“We are pleased that the CDC issued this moratorium, which will protect an estimated 30 to 40 million people currently at risk of being evicted. We remain concerned that this temporary moratorium allows landlords to assess late payments and fees and does not provide rental assistance, thus delaying rather than ameliorating the eviction crisis. We will continue to monitor the devastating impact of evictions on low-income communities of color.”  

Unlike the previous CARES Act moratorium which only applied to tenants in federally-assisted properties, Tuesday’s announcement covers tenants living in both private and subsidized housing who are facing eviction due to nonpayment of rent. 

The Lawyers’ Committee for Civil Rights Under Law recently launched the National Anti-Eviction Project, which recruits and trains pro bono lawyers and law students in select cities to provide direct legal representation to tenants and advocates for local- and state-level policy changes for tenants. We will continue to provide direct representation to both covered and non-covered tenants impacted by the moratorium in completing the paperwork required by the CDC.  

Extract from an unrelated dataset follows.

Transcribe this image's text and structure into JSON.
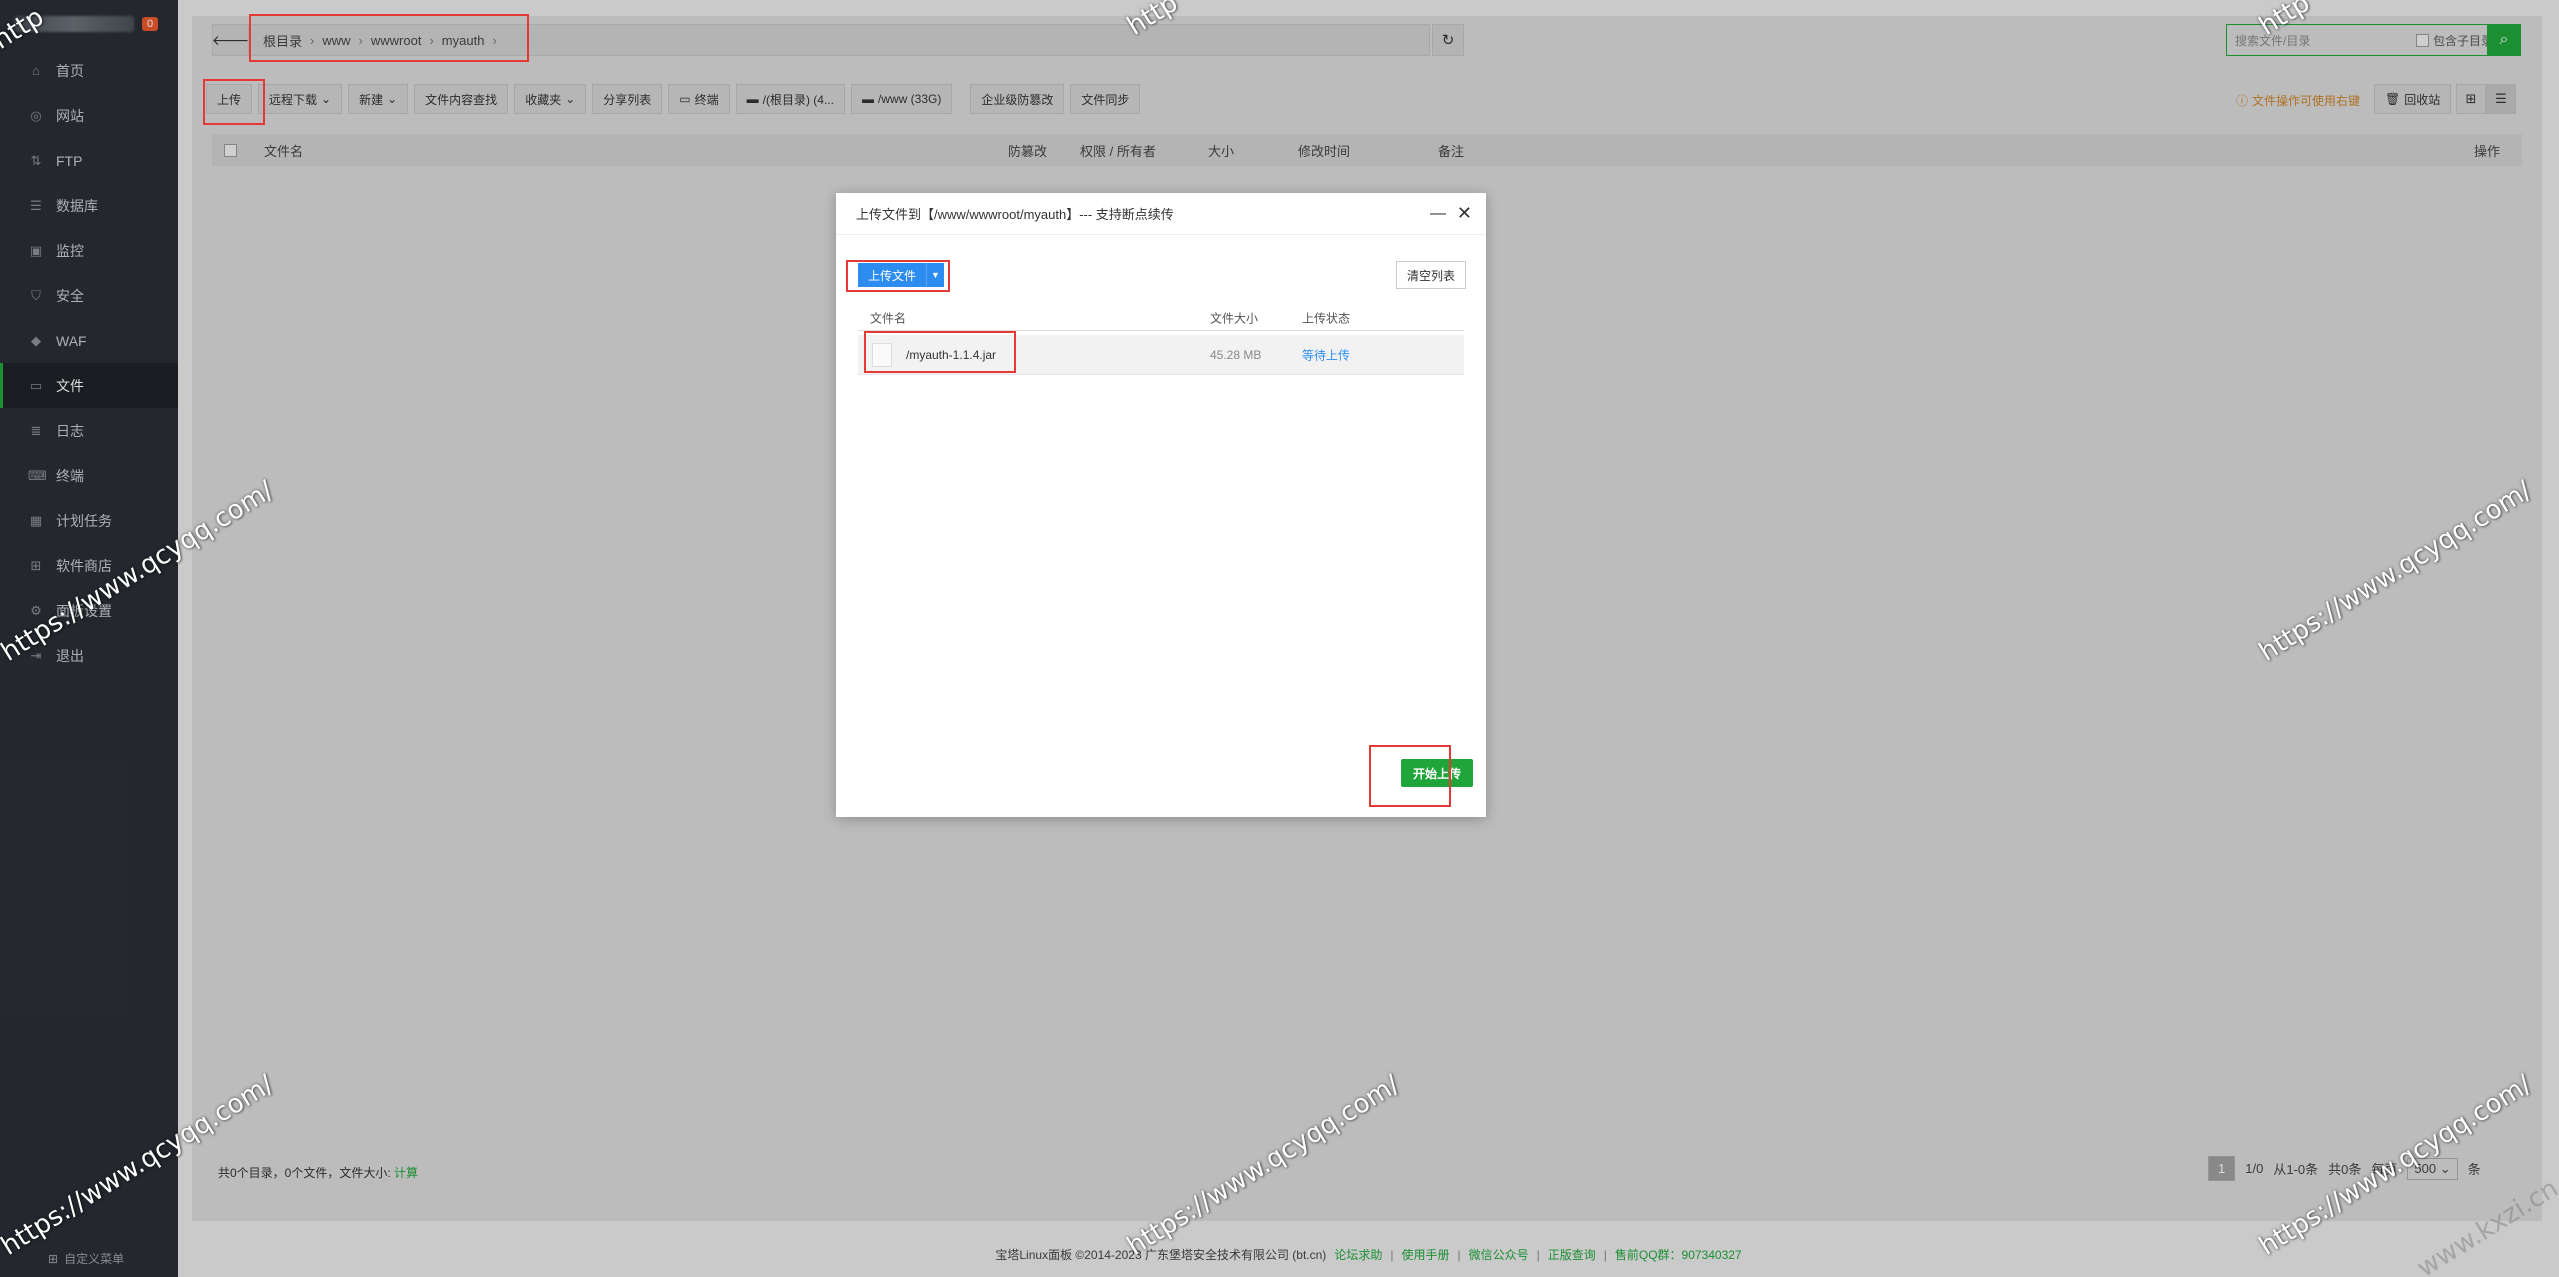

About the Lawyers’ Committee for Civil Rights Under Law – The Lawyers’ Committee for Civil Rights Under Law (Lawyers’ Committee), a nonpartisan, nonprofit organization, was formed in 1963 at the request of President John F. Kennedy to involve the private bar in providing legal services to address racial discrimination. The principal mission of the Lawyers’ Committee for Civil Rights Under Law is to secure, through the rule of law, equal justice for all, particularly in the areas of voting rights, criminal justice, fair housing and community development, economic justice, educational opportunities, and hate crimes.  For more information, please visit: